[Start of Attachment]
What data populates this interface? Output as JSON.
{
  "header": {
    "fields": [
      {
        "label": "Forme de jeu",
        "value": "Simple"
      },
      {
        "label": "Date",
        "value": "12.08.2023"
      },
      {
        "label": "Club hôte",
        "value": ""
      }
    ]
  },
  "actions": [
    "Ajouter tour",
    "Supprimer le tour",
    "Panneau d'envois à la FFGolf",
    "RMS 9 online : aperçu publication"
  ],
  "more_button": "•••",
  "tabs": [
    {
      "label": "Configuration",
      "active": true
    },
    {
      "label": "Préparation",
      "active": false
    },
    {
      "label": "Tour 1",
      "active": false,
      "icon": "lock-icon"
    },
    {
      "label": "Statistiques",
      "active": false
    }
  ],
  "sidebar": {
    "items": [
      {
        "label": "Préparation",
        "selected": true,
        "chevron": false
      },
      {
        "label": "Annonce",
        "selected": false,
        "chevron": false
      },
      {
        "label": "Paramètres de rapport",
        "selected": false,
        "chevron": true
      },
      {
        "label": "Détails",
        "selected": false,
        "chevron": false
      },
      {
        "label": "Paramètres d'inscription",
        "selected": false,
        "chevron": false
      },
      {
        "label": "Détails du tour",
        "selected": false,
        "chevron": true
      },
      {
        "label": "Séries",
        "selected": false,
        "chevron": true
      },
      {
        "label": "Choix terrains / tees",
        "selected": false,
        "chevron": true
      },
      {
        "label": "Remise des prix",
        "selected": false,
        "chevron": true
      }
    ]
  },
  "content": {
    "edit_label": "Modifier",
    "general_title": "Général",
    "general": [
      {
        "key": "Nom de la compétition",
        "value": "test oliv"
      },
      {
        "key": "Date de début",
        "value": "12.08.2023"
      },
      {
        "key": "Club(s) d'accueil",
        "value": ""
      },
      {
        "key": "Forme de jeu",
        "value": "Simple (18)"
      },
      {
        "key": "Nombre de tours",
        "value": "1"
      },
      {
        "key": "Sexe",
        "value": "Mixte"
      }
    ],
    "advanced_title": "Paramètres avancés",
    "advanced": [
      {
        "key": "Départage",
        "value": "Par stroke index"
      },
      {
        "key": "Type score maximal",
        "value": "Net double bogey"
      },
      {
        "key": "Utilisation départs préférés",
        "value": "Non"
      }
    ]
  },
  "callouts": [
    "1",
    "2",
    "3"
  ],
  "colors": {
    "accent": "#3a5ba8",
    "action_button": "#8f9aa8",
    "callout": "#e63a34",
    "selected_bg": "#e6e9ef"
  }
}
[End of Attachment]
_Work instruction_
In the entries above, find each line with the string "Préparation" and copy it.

_Response area_
      "label": "Préparation",
        "label": "Préparation",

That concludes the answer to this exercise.